About this exercise:
Extract each line holding the word "value" from the entries.

Website and app data records:
◆ ◆ ◆ ◆ ◆ ◆ ◆
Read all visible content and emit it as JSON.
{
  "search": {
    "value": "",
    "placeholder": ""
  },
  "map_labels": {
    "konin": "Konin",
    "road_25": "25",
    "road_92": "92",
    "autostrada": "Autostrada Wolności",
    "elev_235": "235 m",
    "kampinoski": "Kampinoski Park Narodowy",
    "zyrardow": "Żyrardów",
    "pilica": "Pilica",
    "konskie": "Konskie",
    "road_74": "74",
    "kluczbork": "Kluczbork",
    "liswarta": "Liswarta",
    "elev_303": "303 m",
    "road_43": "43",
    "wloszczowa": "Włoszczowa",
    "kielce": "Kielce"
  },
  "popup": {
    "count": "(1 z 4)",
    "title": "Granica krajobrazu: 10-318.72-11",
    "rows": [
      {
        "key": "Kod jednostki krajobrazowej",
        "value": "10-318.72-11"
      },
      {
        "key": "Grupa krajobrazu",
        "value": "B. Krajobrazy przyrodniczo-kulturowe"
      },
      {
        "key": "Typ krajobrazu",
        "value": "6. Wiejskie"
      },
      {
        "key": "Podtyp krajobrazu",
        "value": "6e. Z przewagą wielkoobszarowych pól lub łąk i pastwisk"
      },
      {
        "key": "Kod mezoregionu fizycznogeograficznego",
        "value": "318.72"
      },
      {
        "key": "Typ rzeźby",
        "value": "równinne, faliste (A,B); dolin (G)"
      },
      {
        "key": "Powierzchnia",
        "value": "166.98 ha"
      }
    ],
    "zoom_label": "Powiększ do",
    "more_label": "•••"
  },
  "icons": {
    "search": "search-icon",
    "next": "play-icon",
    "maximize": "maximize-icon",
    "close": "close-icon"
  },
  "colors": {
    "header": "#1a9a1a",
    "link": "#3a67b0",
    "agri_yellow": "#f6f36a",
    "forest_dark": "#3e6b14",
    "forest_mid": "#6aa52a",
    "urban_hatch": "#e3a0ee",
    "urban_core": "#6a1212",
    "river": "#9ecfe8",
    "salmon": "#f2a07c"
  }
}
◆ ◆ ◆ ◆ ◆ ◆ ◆
Solution below:
    "value": "",
        "value": "10-318.72-11"
        "value": "B. Krajobrazy przyrodniczo-kulturowe"
        "value": "6. Wiejskie"
        "value": "6e. Z przewagą wielkoobszarowych pól lub łąk i pastwisk"
        "value": "318.72"
        "value": "równinne, faliste (A,B); dolin (G)"
        "value": "166.98 ha"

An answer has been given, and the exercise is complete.